More and more automobile companies are focusing on body parts made of carbon fiber reinforced plastics (CFRP). However, manufacturing and repair costs must be further reduced in order to make CFRP more economical in use. Together with the Volkswagen AG and five other partners in the project HolQueSt 3D, the Laser Zentrum Hannover e.V. (LZH) has developed laser processes for the automatic trimming, drilling and repair of three-dimensional components.

Automated manufacturing processes are the basis for ultimately establishing the series production of CFRP components. In the project HolQueSt 3D, the LZH has...

Im Focus: Wonder material? Novel nanotube structure strengthens thin films for flexible electronics

Reflecting the structure of composites found in nature and the ancient world, researchers at the University of Illinois at Urbana-Champaign have synthesized thin carbon nanotube (CNT) textiles that exhibit both high electrical conductivity and a level of toughness that is about fifty times higher than copper films, currently used in electronics.

"The structural robustness of thin metal films has significant importance for the reliable operation of smart skin and flexible electronics including...

Im Focus: Deep inside Galaxy M87

The nearby, giant radio galaxy M87 hosts a supermassive black hole (BH) and is well-known for its bright jet dominating the spectrum over ten orders of magnitude in frequency. Due to its proximity, jet prominence, and the large black hole mass, M87 is the best laboratory for investigating the formation, acceleration, and collimation of relativistic jets. A research team led by Silke Britzen from the Max Planck Institute for Radio Astronomy in Bonn, Germany, has found strong indication for turbulent processes connecting the accretion disk and the jet of that galaxy providing insights into the longstanding problem of the origin of astrophysical jets.

Supermassive black holes form some of the most enigmatic phenomena in astrophysics. Their enormous energy output is supposed to be generated by the...

Im Focus: A Quantum Low Pass for Photons

Physicists in Garching observe novel quantum effect that limits the number of emitted photons.

The probability to find a certain number of photons inside a laser pulse usually corresponds to a classical distribution of independent events, the so-called...

Im Focus: Microprocessors based on a layer of just three atoms

Microprocessors based on atomically thin materials hold the promise of the evolution of traditional processors as well as new applications in the field of flexible electronics. Now, a TU Wien research team led by Thomas Müller has made a breakthrough in this field as part of an ongoing research project.

Two-dimensional materials, or 2D materials for short, are extremely versatile, although – or often more precisely because – they are made up of just one or a...

All Focus news of the innovation-report >>>

Anzeige

Anzeige

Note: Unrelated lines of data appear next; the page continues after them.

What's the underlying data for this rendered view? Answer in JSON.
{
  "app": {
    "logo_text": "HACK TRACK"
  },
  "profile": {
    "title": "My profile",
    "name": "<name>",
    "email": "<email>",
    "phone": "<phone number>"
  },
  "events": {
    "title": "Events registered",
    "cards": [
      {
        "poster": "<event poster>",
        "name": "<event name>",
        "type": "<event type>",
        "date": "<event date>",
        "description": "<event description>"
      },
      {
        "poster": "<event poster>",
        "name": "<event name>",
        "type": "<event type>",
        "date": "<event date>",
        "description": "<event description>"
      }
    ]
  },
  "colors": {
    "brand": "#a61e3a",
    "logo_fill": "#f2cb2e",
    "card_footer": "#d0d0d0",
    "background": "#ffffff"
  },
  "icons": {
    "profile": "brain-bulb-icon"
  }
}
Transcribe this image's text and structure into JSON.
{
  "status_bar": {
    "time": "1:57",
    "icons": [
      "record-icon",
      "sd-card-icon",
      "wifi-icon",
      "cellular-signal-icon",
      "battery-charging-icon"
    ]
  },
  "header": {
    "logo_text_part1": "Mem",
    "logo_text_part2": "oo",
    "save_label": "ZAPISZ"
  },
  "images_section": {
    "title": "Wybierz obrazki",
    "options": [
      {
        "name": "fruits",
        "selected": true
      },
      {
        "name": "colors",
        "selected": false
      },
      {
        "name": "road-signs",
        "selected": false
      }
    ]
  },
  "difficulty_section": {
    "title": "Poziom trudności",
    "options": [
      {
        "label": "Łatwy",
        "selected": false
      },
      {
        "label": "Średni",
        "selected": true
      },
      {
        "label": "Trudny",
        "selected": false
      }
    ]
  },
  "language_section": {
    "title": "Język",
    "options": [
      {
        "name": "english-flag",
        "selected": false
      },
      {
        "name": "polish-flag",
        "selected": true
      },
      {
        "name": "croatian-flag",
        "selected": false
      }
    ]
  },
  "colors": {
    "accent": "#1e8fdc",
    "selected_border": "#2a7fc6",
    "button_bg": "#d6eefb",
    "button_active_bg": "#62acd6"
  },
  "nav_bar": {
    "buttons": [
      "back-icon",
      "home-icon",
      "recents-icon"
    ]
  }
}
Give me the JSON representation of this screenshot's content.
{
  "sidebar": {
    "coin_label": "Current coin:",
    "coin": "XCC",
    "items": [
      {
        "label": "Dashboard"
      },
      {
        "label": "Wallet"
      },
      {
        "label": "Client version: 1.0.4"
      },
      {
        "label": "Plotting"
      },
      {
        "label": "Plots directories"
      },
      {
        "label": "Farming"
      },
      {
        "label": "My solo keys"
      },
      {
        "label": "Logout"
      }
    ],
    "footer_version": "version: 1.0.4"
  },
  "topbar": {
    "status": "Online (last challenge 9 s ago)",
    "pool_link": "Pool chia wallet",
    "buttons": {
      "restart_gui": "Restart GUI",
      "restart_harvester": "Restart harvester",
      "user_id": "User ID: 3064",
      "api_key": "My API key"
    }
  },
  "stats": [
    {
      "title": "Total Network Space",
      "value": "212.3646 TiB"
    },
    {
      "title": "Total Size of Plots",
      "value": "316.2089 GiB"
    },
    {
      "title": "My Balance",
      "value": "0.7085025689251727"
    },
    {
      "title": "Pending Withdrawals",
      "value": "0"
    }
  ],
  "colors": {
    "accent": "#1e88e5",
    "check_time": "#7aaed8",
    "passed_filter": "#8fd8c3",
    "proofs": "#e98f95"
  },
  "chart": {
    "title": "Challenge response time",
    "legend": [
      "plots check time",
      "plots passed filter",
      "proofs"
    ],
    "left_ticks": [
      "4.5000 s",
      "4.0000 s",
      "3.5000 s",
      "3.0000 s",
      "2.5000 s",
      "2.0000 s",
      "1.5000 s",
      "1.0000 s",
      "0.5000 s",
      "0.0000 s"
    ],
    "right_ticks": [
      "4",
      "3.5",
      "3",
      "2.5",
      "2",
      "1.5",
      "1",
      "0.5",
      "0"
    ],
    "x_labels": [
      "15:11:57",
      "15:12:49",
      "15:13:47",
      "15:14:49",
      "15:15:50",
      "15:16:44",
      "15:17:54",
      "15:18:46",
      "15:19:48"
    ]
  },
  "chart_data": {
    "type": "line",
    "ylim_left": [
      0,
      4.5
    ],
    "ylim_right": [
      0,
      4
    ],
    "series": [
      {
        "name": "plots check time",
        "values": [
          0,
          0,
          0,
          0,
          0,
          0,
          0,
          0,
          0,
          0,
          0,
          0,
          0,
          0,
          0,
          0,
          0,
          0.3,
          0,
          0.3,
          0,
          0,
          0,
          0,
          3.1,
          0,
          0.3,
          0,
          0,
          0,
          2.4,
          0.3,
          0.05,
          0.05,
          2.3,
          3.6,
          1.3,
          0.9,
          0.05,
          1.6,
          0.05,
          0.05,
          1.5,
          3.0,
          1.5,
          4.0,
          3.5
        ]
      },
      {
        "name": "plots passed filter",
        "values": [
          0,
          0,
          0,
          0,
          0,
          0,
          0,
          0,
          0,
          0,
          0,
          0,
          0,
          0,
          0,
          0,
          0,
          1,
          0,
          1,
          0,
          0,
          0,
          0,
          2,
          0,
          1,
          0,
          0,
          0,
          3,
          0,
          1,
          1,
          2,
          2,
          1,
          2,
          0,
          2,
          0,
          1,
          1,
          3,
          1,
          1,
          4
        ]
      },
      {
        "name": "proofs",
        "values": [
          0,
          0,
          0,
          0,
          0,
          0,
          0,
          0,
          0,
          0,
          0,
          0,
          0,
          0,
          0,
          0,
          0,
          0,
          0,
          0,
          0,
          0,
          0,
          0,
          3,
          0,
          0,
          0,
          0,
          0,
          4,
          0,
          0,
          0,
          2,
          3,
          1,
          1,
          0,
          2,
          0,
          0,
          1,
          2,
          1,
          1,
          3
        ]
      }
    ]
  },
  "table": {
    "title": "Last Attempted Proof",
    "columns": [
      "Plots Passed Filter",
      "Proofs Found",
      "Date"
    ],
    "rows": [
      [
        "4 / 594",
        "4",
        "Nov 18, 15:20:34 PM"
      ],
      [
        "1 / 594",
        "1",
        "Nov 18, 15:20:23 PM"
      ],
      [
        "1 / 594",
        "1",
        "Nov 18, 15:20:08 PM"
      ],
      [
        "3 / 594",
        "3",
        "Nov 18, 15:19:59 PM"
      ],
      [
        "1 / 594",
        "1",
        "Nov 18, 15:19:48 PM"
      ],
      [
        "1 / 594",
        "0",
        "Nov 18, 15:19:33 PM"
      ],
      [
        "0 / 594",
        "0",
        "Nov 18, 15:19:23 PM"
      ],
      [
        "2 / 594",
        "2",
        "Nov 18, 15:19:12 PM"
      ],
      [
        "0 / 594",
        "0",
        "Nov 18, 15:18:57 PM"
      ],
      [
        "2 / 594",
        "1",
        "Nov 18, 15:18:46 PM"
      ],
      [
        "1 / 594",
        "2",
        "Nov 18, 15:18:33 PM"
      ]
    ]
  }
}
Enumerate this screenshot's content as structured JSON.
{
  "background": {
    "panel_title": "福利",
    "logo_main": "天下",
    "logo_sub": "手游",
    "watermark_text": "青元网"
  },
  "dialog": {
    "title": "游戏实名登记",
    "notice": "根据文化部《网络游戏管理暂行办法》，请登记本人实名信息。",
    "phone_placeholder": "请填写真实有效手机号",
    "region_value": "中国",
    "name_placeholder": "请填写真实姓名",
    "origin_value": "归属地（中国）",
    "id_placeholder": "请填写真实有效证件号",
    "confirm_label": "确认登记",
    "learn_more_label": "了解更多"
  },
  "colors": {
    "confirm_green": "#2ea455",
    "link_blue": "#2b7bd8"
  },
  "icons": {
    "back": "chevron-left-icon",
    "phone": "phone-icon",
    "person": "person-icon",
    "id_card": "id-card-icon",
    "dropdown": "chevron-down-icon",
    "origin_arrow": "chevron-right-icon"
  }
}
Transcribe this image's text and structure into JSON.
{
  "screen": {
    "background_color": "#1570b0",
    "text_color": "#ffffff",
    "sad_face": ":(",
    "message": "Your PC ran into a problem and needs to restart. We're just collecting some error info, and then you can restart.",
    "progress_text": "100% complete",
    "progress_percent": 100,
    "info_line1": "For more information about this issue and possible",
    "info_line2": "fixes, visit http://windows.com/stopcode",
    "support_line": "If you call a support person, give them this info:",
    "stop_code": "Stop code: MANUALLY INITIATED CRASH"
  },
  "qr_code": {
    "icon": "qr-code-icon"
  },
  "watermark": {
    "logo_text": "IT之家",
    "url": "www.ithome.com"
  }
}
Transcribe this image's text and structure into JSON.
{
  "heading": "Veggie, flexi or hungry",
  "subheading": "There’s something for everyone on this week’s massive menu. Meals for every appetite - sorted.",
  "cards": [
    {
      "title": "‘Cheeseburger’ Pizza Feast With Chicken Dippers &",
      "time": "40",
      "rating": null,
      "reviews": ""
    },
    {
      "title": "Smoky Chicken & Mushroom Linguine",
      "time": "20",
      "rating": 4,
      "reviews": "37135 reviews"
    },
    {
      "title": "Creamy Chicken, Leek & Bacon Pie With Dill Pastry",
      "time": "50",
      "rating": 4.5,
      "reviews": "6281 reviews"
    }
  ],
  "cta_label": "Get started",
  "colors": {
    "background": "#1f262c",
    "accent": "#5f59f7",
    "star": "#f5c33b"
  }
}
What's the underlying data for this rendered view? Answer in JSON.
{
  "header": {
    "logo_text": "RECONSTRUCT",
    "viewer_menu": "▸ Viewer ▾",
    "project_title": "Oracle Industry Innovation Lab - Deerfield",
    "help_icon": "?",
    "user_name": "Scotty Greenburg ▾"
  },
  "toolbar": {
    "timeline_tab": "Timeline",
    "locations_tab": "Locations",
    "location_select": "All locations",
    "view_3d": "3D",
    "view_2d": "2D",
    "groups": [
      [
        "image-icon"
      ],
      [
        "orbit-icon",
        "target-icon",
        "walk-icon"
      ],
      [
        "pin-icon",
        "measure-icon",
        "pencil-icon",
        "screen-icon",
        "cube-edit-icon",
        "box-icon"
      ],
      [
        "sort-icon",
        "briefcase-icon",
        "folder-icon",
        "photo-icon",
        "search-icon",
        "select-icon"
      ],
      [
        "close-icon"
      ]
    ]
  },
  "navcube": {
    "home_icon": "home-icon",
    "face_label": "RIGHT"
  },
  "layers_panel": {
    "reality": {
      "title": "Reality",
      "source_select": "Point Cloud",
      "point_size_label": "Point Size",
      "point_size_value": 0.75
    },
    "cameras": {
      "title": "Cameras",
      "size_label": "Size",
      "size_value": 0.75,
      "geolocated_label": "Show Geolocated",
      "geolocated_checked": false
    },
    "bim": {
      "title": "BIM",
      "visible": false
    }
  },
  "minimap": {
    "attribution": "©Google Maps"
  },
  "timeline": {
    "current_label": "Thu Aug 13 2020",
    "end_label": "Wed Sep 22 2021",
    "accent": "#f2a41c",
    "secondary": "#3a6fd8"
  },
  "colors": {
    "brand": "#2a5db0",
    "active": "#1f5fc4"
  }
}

Event News

Expert meeting “Health Business Connect” will connect international medical technology companies

20.04.2017 | Event News

Wenn der Computer das Gehirn austrickst

18.04.2017 | Event News

7th International Conference on Crystalline Silicon Photovoltaics in Freiburg on April 3-5, 2017

03.04.2017 | Event News

 
Latest News

Link Discovered between Immune System, Brain Structure and Memory

26.04.2017 | Life Sciences

New survey hints at exotic origin for the Cold Spot

26.04.2017 | Physics and Astronomy

NASA examines newly formed Tropical Depression 3W in 3-D

26.04.2017 | Earth Sciences

VideoLinks
B2B-VideoLinks
More VideoLinks >>>